--- PROVIDED RECORDS Enclosed Below ---

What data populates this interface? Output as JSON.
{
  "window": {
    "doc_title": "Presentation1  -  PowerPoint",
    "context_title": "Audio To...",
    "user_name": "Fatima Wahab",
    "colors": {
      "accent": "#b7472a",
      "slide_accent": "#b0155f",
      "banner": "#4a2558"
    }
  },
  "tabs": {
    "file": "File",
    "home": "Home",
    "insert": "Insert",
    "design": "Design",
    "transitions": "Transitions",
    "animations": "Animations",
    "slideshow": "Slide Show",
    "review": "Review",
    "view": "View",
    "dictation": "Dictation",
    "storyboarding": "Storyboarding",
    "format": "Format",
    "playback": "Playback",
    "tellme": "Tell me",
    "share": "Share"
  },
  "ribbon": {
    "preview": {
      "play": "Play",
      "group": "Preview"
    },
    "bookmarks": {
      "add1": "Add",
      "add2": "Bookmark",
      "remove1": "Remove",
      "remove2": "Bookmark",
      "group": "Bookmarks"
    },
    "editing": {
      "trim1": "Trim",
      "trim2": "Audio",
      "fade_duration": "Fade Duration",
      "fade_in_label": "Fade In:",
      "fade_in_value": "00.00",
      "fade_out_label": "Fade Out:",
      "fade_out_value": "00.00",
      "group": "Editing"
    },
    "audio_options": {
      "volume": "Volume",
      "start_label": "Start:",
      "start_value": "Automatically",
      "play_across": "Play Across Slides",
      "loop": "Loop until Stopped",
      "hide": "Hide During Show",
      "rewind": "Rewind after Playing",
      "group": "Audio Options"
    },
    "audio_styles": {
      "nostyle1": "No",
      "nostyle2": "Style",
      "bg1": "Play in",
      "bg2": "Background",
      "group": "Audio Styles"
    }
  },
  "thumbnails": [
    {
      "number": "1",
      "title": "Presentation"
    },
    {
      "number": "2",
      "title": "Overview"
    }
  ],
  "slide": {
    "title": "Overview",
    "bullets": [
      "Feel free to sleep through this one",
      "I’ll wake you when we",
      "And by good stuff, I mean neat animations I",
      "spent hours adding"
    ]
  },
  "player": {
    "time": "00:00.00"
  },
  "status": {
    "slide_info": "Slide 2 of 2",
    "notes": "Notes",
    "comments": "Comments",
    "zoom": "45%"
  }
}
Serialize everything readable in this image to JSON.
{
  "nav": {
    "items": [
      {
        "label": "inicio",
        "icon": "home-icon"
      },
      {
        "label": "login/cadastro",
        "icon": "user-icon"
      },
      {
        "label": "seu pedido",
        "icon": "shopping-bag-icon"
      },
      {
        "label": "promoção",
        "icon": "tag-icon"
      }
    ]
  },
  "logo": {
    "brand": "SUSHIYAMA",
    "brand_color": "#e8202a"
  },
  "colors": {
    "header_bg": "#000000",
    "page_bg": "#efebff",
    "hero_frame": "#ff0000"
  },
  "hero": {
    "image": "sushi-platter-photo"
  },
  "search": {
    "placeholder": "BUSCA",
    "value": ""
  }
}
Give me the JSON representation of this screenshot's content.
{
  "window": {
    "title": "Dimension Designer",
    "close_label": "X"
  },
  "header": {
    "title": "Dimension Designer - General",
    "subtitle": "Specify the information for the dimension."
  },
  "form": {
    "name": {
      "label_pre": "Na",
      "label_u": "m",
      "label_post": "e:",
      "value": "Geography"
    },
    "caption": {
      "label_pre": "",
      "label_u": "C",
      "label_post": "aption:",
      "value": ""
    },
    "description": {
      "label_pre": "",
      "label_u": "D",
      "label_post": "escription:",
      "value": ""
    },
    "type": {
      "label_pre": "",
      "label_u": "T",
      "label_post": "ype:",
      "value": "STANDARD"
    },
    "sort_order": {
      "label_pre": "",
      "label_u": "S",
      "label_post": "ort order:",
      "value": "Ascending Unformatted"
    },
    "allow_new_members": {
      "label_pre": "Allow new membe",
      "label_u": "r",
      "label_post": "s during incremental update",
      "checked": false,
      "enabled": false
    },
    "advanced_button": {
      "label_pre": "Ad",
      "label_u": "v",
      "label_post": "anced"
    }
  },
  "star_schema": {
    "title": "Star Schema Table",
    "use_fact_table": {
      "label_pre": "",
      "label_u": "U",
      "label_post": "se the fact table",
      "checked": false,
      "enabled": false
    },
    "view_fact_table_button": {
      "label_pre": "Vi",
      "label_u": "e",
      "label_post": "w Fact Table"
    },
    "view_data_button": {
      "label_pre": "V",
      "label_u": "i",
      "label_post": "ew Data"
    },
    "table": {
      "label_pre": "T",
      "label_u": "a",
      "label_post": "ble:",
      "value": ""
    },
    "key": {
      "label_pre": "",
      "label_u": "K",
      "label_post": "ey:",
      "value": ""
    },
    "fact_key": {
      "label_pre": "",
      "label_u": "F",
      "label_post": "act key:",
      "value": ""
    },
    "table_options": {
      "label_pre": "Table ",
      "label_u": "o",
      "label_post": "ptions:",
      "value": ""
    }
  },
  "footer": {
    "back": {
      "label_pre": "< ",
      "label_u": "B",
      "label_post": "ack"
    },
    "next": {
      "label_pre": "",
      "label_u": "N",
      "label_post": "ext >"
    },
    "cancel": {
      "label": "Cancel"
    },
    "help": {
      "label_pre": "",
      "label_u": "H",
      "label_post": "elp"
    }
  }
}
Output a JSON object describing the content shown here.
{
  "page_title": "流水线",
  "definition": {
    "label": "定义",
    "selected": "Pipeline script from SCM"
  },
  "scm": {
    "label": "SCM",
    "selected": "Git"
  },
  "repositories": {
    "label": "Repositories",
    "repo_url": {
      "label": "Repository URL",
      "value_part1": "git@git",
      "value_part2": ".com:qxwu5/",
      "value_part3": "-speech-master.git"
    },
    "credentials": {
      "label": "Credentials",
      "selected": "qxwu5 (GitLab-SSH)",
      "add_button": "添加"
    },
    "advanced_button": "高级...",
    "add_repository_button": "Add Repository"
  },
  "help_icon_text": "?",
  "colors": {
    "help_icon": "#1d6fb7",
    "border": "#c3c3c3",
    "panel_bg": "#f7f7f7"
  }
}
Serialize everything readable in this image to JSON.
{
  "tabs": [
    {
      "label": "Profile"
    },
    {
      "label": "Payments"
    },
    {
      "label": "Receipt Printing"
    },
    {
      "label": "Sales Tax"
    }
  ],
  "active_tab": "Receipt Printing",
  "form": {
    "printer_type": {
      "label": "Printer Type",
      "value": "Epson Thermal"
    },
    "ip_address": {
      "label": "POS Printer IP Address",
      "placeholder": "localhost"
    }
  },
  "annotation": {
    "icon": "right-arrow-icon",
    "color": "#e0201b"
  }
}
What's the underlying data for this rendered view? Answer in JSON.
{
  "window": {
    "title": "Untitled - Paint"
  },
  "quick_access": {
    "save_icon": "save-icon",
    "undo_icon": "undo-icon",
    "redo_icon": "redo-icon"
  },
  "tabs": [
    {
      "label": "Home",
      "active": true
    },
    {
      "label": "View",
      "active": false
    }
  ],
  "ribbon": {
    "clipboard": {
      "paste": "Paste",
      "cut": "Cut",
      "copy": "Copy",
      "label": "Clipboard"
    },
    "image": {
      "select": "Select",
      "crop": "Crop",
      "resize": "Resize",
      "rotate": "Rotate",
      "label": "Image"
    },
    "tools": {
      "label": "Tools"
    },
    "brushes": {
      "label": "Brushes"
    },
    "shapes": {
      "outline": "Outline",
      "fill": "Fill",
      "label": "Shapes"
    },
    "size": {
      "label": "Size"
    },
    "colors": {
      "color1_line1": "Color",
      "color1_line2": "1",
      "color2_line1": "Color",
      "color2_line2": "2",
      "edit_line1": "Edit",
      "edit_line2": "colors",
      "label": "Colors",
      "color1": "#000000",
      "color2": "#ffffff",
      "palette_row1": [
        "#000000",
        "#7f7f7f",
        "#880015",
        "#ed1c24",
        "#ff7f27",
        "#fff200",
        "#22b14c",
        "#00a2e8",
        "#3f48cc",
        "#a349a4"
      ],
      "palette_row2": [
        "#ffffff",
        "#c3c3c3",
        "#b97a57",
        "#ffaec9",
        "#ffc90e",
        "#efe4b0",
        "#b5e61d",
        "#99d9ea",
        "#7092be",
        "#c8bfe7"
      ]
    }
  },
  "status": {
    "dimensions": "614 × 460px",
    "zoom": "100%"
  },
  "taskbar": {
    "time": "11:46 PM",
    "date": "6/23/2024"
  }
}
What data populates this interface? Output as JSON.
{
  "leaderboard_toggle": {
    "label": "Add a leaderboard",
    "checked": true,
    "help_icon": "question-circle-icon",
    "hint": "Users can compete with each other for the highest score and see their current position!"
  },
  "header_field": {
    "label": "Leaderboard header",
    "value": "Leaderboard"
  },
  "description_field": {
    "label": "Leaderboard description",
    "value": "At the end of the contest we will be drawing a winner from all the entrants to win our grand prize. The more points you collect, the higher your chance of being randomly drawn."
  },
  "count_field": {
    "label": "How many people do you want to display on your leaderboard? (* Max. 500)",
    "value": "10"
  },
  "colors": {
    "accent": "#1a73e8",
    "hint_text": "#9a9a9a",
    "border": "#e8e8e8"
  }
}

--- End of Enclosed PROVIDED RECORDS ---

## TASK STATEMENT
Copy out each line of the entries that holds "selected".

## OUTPUT OF THE EXERCISE
    "selected": "Pipeline script from SCM"
    "selected": "Git"
      "selected": "qxwu5 (GitLab-SSH)",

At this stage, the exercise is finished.